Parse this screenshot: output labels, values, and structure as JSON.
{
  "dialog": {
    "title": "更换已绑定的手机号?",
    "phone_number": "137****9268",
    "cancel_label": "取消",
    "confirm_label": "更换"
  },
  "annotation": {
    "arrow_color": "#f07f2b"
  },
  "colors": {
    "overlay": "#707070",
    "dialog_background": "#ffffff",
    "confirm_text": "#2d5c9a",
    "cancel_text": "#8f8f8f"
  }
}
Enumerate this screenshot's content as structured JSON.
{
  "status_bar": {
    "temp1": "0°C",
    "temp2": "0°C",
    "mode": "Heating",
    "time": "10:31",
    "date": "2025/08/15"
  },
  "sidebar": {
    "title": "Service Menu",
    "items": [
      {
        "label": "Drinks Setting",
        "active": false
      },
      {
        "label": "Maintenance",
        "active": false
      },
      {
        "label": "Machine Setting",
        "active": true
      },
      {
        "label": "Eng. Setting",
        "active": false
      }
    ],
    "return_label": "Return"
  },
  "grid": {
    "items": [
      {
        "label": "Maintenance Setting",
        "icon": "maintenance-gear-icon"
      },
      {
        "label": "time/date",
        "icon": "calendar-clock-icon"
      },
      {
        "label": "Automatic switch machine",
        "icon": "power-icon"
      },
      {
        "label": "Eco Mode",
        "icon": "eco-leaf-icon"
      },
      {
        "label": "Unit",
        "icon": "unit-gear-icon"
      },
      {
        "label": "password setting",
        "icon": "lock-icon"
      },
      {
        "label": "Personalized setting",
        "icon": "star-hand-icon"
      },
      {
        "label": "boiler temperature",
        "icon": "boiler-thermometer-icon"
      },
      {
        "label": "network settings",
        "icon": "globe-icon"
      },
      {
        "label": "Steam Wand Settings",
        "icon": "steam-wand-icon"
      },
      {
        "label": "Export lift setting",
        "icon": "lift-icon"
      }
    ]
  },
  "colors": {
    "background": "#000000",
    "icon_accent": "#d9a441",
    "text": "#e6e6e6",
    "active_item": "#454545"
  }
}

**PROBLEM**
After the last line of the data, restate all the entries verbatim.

**SOLUTION BELOW**
Parse this screenshot: output labels, values, and structure as JSON.
{
  "dialog": {
    "title": "更换已绑定的手机号?",
    "phone_number": "137****9268",
    "cancel_label": "取消",
    "confirm_label": "更换"
  },
  "annotation": {
    "arrow_color": "#f07f2b"
  },
  "colors": {
    "overlay": "#707070",
    "dialog_background": "#ffffff",
    "confirm_text": "#2d5c9a",
    "cancel_text": "#8f8f8f"
  }
}
Enumerate this screenshot's content as structured JSON.
{
  "status_bar": {
    "temp1": "0°C",
    "temp2": "0°C",
    "mode": "Heating",
    "time": "10:31",
    "date": "2025/08/15"
  },
  "sidebar": {
    "title": "Service Menu",
    "items": [
      {
        "label": "Drinks Setting",
        "active": false
      },
      {
        "label": "Maintenance",
        "active": false
      },
      {
        "label": "Machine Setting",
        "active": true
      },
      {
        "label": "Eng. Setting",
        "active": false
      }
    ],
    "return_label": "Return"
  },
  "grid": {
    "items": [
      {
        "label": "Maintenance Setting",
        "icon": "maintenance-gear-icon"
      },
      {
        "label": "time/date",
        "icon": "calendar-clock-icon"
      },
      {
        "label": "Automatic switch machine",
        "icon": "power-icon"
      },
      {
        "label": "Eco Mode",
        "icon": "eco-leaf-icon"
      },
      {
        "label": "Unit",
        "icon": "unit-gear-icon"
      },
      {
        "label": "password setting",
        "icon": "lock-icon"
      },
      {
        "label": "Personalized setting",
        "icon": "star-hand-icon"
      },
      {
        "label": "boiler temperature",
        "icon": "boiler-thermometer-icon"
      },
      {
        "label": "network settings",
        "icon": "globe-icon"
      },
      {
        "label": "Steam Wand Settings",
        "icon": "steam-wand-icon"
      },
      {
        "label": "Export lift setting",
        "icon": "lift-icon"
      }
    ]
  },
  "colors": {
    "background": "#000000",
    "icon_accent": "#d9a441",
    "text": "#e6e6e6",
    "active_item": "#454545"
  }
}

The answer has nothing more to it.